**Task requirements**
Among the lines below, some may hold the word "Ajouter"; state how many do, giving only the number.

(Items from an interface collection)
+++

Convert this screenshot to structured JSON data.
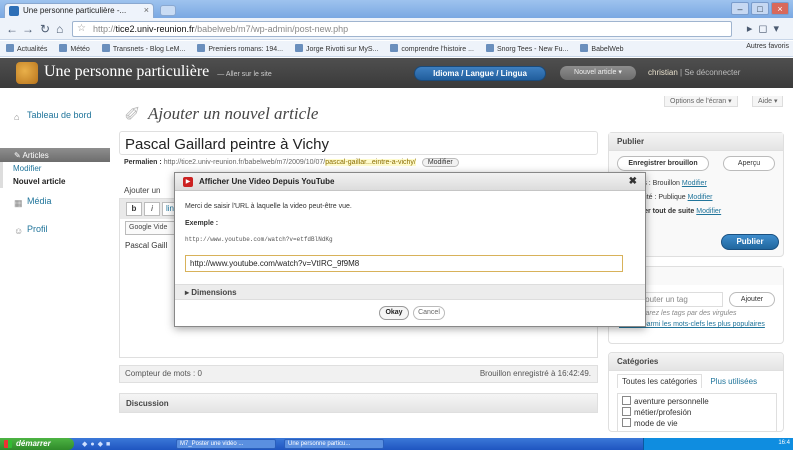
{
  "browser": {
    "tab_title": "Une personne particulière -...",
    "url_prefix": "http://",
    "url_host": "tice2.univ-reunion.fr",
    "url_path": "/babelweb/m7/wp-admin/post-new.php",
    "bookmarks": [
      "Actualités",
      "Météo",
      "Transnets - Blog LeM...",
      "Premiers romans: 194...",
      "Jorge Rivotti sur MyS...",
      "comprendre l'histoire ...",
      "Snorg Tees - New Fu...",
      "BabelWeb"
    ],
    "bookmarks_more": "Autres favoris"
  },
  "wp": {
    "site_title": "Une personne particulière",
    "visit_site": "— Aller sur le site",
    "lang_button": "Idioma / Langue / Lingua",
    "new_post_button": "Nouvel article",
    "howdy_user": "christian",
    "logout": "Se déconnecter",
    "screen_options": "Options de l'écran",
    "help": "Aide"
  },
  "menu": {
    "dashboard": "Tableau de bord",
    "articles": "Articles",
    "edit": "Modifier",
    "new_article": "Nouvel article",
    "media": "Média",
    "profile": "Profil"
  },
  "editor": {
    "heading": "Ajouter un nouvel article",
    "post_title": "Pascal Gaillard peintre à Vichy",
    "permalink_label": "Permalien :",
    "permalink_url": "http://tice2.univ-reunion.fr/babelweb/m7/2009/10/07/",
    "permalink_slug": "pascal-gaillar...eintre-a-vichy/",
    "permalink_button": "Modifier",
    "add_media": "Ajouter un",
    "fontsize_select": "Google Vide",
    "body_text": "Pascal Gaill",
    "word_count": "Compteur de mots : 0",
    "draft_saved": "Brouillon enregistré à 16:42:49.",
    "discussion": "Discussion"
  },
  "publish": {
    "title": "Publier",
    "save_draft": "Enregistrer brouillon",
    "preview": "Aperçu",
    "status_label": "Status : Brouillon",
    "status_link": "Modifier",
    "visibility_label": "Visibilité : Publique",
    "visibility_link": "Modifier",
    "schedule_label": "Publier tout de suite",
    "schedule_link": "Modifier",
    "publish_button": "Publier"
  },
  "tags": {
    "placeholder": "Ajouter un tag",
    "add_button": "Ajouter",
    "hint": "Séparez les tags par des virgules",
    "popular_link": "Choisir parmi les mots-clefs les plus populaires"
  },
  "categories": {
    "title": "Catégories",
    "tab_all": "Toutes les catégories",
    "tab_popular": "Plus utilisées",
    "items": [
      "aventure personnelle",
      "métier/profesión",
      "mode de vie"
    ]
  },
  "modal": {
    "title": "Afficher Une Video Depuis YouTube",
    "description": "Merci de saisir l'URL à laquelle la video peut-être vue.",
    "example_label": "Exemple :",
    "example_url": "http://www.youtube.com/watch?v=etfdBlNdKg",
    "input_value": "http://www.youtube.com/watch?v=VtIRC_9f9M8",
    "dimensions": "Dimensions",
    "okay": "Okay",
    "cancel": "Cancel"
  },
  "taskbar": {
    "start": "démarrer",
    "task1": "M7_Poster une vidéo ...",
    "task2": "Une personne particu...",
    "clock": "16:4"
  }
}
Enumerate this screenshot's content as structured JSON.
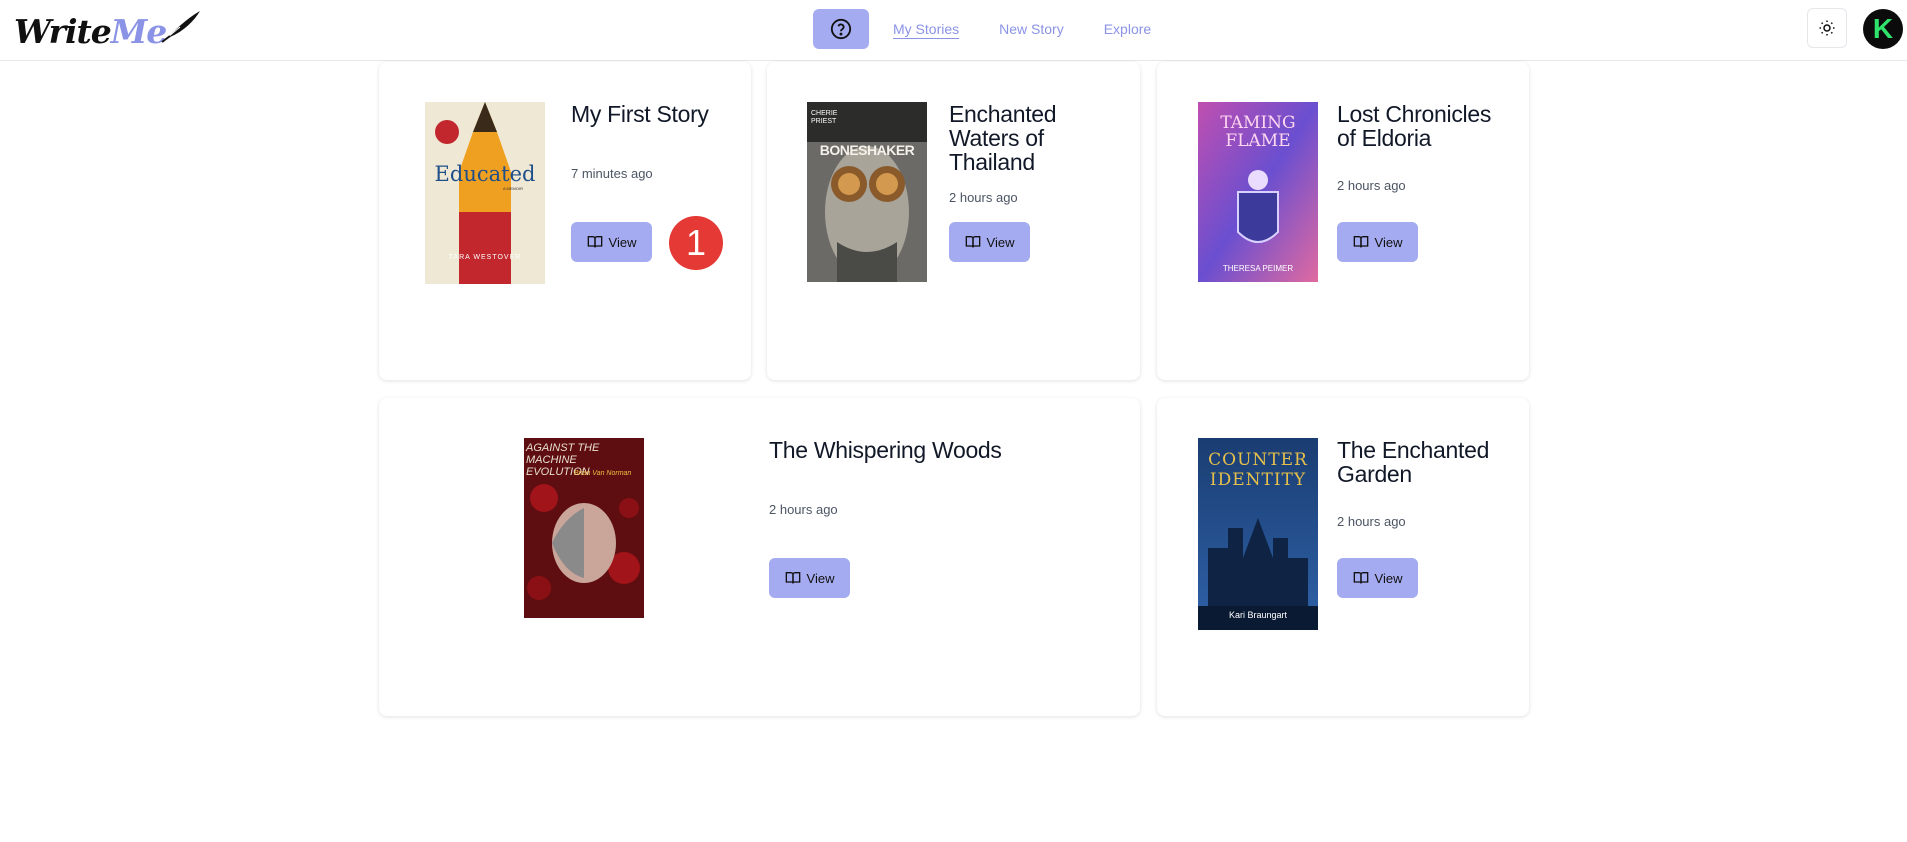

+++

**Solution to this exercise**
4